top of page

Get Ready for the Fireworks!

The Fate of Massive Stars

As we celebrate our country’s independence this month with an all-out firework show, the universe puts on its own display through one of the most energetic cosmic events – a supernova! After millions of years of producing energy, there comes a time when that fuel runs out. For stars that are at least 8 times the mass of our Sun, their lives end with a bang. Let’s explore a bit to see a massive star’s final moments.
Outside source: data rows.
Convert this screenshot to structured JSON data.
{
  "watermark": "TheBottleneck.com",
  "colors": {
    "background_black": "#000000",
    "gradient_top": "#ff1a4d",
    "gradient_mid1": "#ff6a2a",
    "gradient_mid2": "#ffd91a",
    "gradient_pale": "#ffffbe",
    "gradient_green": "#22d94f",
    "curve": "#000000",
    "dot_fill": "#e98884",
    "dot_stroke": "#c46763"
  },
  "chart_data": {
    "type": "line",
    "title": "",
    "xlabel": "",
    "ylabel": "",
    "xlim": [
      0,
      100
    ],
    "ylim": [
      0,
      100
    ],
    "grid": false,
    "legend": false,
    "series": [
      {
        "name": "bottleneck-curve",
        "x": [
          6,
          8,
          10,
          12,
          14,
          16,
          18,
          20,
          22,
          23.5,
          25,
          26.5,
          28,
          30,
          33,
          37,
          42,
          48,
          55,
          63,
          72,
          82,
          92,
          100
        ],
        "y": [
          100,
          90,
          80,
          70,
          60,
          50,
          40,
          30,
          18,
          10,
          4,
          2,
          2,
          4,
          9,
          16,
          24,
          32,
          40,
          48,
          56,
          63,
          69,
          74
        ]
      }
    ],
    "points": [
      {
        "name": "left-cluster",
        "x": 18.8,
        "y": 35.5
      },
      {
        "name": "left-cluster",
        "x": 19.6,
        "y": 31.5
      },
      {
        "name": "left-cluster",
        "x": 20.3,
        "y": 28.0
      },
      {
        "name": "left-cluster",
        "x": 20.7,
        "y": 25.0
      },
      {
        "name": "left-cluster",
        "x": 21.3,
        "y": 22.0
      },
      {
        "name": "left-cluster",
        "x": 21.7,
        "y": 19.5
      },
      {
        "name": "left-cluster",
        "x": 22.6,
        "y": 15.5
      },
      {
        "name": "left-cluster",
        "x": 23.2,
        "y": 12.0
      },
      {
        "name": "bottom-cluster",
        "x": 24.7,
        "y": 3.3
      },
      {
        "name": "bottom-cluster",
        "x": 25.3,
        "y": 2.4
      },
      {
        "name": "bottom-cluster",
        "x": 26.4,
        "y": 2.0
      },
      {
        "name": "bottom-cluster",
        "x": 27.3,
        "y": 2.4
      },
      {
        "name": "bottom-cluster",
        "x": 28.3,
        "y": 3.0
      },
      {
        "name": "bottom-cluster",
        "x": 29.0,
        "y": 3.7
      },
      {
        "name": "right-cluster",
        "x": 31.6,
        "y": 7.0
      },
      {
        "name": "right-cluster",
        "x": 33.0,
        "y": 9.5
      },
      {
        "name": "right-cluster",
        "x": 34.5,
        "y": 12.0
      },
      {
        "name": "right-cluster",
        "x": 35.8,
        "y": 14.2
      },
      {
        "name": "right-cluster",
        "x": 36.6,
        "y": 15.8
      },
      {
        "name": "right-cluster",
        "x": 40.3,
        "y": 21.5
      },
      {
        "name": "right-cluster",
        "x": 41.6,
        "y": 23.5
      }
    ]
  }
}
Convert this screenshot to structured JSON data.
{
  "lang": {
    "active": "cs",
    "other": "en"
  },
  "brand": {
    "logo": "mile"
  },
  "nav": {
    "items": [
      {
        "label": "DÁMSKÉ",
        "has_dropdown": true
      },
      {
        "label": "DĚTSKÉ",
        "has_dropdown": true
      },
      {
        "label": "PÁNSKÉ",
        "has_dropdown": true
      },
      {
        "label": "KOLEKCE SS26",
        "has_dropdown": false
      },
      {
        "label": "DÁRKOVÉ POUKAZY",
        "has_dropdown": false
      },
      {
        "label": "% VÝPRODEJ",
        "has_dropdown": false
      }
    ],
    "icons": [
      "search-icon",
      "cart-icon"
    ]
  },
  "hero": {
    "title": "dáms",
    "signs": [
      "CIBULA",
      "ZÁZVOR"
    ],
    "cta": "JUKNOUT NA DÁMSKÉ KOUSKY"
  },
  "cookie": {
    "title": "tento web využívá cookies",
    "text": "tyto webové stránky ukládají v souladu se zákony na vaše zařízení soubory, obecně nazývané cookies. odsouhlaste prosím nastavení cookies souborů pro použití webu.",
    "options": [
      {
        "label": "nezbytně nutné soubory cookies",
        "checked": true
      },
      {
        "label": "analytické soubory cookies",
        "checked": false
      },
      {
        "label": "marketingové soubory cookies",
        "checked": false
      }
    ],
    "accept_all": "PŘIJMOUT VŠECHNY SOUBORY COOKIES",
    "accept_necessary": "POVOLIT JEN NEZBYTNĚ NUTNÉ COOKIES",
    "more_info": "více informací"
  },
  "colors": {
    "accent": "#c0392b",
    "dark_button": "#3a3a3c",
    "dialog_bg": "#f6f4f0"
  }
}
For millions of years, the star has been stable, balancing the inward force of gravity and the outward pressures with nuclear fusion within its core, a term called hydrostatic equilibrium. As the hydrogen decreases and the helium increases, the core is no longer hot enough to fuse the newly replaced helium, so fusion stops. Gravity begins to take over and compress the core until the optimal temperature is reached to start fusing helium into carbon. The process continues, and as new elements are formed, it creates layers around the collapsing core. Fusion stops at iron because it takes more energy to fuse the nuclei than to release it, thus officially running out of fuel.


Gravity’s merciless force takes over and squeezes the protons and electrons in the iron core to produce a ball of neutrons 12 miles wide in less than one second. With nothing supporting the other layers, they all come rushing towards the core in a fraction of a second. The moment of impact sends shockwaves throughout and causes the most massive explosion in the universe – a supernova.

In related news: Keep an eye out for a "new star" that will appear within the next couple of months in the Corona Borealis constellation. The white dwarf, T Coronae Borealis, is part of a binary star system and has been gathering matter from its red giant partner. Eventually, the small star will reach its limit and trigger an explosion, causing the star to shine as brightly as Polaris. After about a week, it will fade and begin the process all over again until the next explosion occurs in 80 years. This phenomenon is known as a nova and is a once-in-a-lifetime event. 


Credit: Freeara

Element shells.jpg

Credit: Arny & Schneider

Fusion table.jpg

Credit: Arny & Schneider


  • Arny, T. T., & Schneider, S. E. (2010). Explorations: An Introduction to Astronomy, Sixth Edition. The McGraw-Hill Companies, Inc.

  • Freeara (n.d.). Supernova Explosion. A Hitchhiker's Guide to Space & Plasma



  • Pearson, E., & Lintott, C. (2024). T Coronae Borealis nova could become a 'new star' in the sky any day now, and will be as bright as

the North Star. BBC Sky at Night Magazine.

bottom of page